◆ INPUT FOR THIS TASK:
######
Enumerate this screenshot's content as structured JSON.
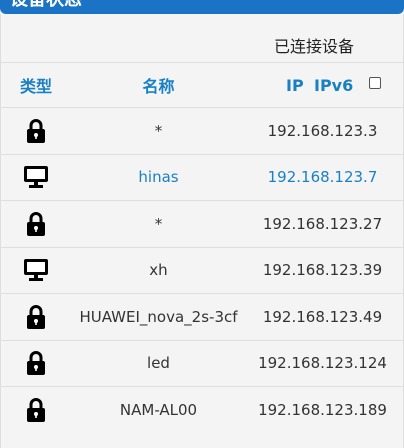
{
  "header": {
    "title": "设备状态",
    "subtitle": "已连接设备"
  },
  "columns": {
    "type": "类型",
    "name": "名称",
    "ip": "IP",
    "ipv6": "IPv6"
  },
  "ipv6_checkbox_checked": false,
  "devices": [
    {
      "icon": "lock-icon",
      "name": "*",
      "ip": "192.168.123.3",
      "highlight": false
    },
    {
      "icon": "monitor-icon",
      "name": "hinas",
      "ip": "192.168.123.7",
      "highlight": true
    },
    {
      "icon": "lock-icon",
      "name": "*",
      "ip": "192.168.123.27",
      "highlight": false
    },
    {
      "icon": "monitor-icon",
      "name": "xh",
      "ip": "192.168.123.39",
      "highlight": false
    },
    {
      "icon": "lock-icon",
      "name": "HUAWEI_nova_2s-3cf",
      "ip": "192.168.123.49",
      "highlight": false
    },
    {
      "icon": "lock-icon",
      "name": "led",
      "ip": "192.168.123.124",
      "highlight": false
    },
    {
      "icon": "lock-icon",
      "name": "NAM-AL00",
      "ip": "192.168.123.189",
      "highlight": false
    }
  ],
  "colors": {
    "accent": "#1a80c4",
    "header_bar": "#1a73c4"
  }
}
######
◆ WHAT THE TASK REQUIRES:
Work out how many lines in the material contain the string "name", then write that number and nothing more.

◆ OUTPUT FOR THIS TASK:
8